An Uncertain Future
Adding further to the confusion around the scope of Florida’s passport ban, on September 24, 2021, the Florida Department of Health informed Orange County that it is subject to penalties under the vaccine passport ban for mandating that public employees be vaccinated. Up until then, the law’s language appeared to apply to patrons or clients of entities, rather than their employees.
While no such warning has yet been issued to private businesses, a spokesperson for the governor’s office stated that the state is “looking at all legal options to protect the rights of employees.” The highly publicized spat with Orange County—one of Florida’s major economic centers—may have a chilling effect on businesses of all sizes and sectors, including major employers like Disney and Walmart, which are openly standing firm on their vaccine mandates.
In the meantime, business owners with varying attitudes towards vaccine mandates will have to contend with yet another complicated and tenuous obstacle to their pandemic recovery.
[i] Grace Dean, “1 in 3 Americans says a COVID-19 vaccine mandate would deter them from dining in a restaurant,” Business Insider (Sept. 9, 2021), www.msn.com/en-us/foodanddrink/foodnews/1-in-3-americans-says-a-covid-19-vaccine-mandate-would-deter-them-from-dining-in-a-restaurant/ar-AANYktA.
[ii] OFFICE OF THE GOVERNOR EXECUTIVE ORDER NUMBER 21-94 (Emergency Management –Extension of Executive0rder20-52-COVID-19) (April 27, 2021).
[iv] Kirby Wilson, “Florida Department of Health’s new rule: $5,000 fines for some vaccine mandates,” Tampa Bay Times (Sep. 1, 2021), https://www.tampabay.com/news/florida-politics/2021/09/01/florida-businesses-and-governments-face-5000-fines-for-mandatory-vaccinations/.

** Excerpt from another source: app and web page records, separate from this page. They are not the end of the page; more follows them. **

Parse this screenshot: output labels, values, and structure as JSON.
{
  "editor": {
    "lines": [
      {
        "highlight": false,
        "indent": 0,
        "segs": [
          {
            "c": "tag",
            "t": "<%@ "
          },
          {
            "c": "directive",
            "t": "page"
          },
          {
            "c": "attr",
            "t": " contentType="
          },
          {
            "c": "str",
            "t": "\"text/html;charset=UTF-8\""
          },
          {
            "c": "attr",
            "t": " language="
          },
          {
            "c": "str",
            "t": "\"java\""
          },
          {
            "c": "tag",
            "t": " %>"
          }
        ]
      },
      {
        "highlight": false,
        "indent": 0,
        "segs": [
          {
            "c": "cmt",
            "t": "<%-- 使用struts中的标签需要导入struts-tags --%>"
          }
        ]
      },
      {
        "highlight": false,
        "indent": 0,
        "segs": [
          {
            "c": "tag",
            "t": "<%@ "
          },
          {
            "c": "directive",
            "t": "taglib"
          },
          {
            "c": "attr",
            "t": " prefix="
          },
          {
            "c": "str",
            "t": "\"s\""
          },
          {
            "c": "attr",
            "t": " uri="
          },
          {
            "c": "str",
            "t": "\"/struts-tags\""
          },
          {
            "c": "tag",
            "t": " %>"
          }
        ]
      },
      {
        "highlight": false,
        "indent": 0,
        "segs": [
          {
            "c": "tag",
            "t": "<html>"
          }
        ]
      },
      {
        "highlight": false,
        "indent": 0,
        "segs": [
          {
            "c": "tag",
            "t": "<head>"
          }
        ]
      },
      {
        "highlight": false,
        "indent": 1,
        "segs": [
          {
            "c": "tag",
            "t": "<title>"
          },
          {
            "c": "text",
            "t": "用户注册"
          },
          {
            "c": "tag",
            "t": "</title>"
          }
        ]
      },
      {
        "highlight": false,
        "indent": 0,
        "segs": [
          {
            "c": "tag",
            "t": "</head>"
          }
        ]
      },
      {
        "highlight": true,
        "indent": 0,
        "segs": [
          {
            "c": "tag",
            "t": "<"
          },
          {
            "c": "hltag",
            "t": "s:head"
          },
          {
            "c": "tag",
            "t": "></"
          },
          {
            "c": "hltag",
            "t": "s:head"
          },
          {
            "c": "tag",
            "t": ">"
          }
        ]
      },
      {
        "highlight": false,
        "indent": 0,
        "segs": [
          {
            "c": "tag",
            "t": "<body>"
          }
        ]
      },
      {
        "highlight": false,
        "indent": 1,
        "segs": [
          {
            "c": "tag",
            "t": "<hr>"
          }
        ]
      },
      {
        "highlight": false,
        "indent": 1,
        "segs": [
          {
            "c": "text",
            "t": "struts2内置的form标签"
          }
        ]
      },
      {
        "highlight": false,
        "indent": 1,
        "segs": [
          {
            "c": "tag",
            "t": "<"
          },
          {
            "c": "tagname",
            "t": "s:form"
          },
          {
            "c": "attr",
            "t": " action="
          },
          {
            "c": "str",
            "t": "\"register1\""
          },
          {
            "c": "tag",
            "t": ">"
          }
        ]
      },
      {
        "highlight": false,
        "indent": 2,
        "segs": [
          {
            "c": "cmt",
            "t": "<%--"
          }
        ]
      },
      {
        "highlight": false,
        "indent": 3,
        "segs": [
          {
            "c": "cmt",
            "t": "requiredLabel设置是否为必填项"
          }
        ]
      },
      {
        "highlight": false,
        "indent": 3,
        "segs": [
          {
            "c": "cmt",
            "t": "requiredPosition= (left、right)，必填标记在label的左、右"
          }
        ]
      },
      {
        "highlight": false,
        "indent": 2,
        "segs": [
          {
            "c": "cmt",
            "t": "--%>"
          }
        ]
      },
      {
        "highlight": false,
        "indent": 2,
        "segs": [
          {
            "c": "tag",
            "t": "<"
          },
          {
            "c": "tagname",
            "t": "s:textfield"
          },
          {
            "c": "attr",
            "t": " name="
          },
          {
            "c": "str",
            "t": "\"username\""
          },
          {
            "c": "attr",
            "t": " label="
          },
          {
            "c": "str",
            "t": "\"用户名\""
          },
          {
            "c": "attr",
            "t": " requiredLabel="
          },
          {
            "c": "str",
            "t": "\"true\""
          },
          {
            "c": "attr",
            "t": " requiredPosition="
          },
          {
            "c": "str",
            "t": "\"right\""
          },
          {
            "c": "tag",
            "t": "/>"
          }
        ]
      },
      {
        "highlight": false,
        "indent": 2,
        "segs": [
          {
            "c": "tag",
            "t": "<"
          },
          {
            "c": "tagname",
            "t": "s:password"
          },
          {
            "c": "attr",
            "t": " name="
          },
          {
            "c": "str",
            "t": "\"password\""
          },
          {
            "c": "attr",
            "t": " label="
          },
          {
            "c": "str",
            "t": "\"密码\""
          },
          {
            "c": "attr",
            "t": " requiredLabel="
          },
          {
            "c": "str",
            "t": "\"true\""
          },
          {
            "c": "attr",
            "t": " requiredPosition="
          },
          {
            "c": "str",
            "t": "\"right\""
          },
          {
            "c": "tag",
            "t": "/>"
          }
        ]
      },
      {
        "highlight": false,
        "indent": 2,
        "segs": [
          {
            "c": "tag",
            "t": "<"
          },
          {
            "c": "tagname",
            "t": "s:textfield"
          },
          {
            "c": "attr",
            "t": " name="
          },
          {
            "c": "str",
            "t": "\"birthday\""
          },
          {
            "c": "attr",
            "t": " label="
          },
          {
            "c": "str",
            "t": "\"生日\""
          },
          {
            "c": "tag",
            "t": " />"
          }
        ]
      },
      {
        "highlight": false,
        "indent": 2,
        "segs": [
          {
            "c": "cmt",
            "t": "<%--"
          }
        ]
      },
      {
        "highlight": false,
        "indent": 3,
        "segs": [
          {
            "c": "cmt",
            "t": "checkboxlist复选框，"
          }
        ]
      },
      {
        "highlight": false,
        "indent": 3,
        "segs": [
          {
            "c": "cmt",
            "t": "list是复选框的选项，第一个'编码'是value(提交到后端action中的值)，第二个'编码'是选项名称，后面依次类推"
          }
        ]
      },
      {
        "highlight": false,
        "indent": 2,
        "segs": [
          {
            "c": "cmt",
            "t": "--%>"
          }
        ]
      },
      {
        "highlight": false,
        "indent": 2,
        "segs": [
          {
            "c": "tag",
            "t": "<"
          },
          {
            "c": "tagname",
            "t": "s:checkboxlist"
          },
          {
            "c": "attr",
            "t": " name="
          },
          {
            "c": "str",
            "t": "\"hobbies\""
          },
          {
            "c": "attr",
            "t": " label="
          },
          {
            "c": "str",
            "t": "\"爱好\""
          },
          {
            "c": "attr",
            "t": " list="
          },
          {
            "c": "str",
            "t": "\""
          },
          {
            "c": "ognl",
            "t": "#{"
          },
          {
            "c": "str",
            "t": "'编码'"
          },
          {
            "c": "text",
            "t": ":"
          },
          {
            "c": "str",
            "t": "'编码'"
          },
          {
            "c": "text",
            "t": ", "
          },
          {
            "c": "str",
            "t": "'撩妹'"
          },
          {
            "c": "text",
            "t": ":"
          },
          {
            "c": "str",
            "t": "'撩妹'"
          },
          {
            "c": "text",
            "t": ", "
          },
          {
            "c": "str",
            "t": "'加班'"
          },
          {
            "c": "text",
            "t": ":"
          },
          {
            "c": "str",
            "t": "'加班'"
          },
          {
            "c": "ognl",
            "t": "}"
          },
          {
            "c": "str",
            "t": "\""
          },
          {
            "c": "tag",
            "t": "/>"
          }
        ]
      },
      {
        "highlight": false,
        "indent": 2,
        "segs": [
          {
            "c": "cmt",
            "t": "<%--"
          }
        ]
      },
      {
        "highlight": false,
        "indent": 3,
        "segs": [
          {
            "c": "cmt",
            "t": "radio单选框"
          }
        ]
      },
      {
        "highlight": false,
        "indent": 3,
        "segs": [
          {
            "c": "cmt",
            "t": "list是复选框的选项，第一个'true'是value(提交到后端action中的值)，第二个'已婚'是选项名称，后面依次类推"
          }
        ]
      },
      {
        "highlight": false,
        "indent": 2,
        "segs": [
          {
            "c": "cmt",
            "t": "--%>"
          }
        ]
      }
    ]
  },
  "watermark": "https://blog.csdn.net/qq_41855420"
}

[v] Norwegian Cruise Line Holdings, Ltd., et al, v. Scott Rivkees, M.D., Case No. 21-22492-CIV-WILLIAMS.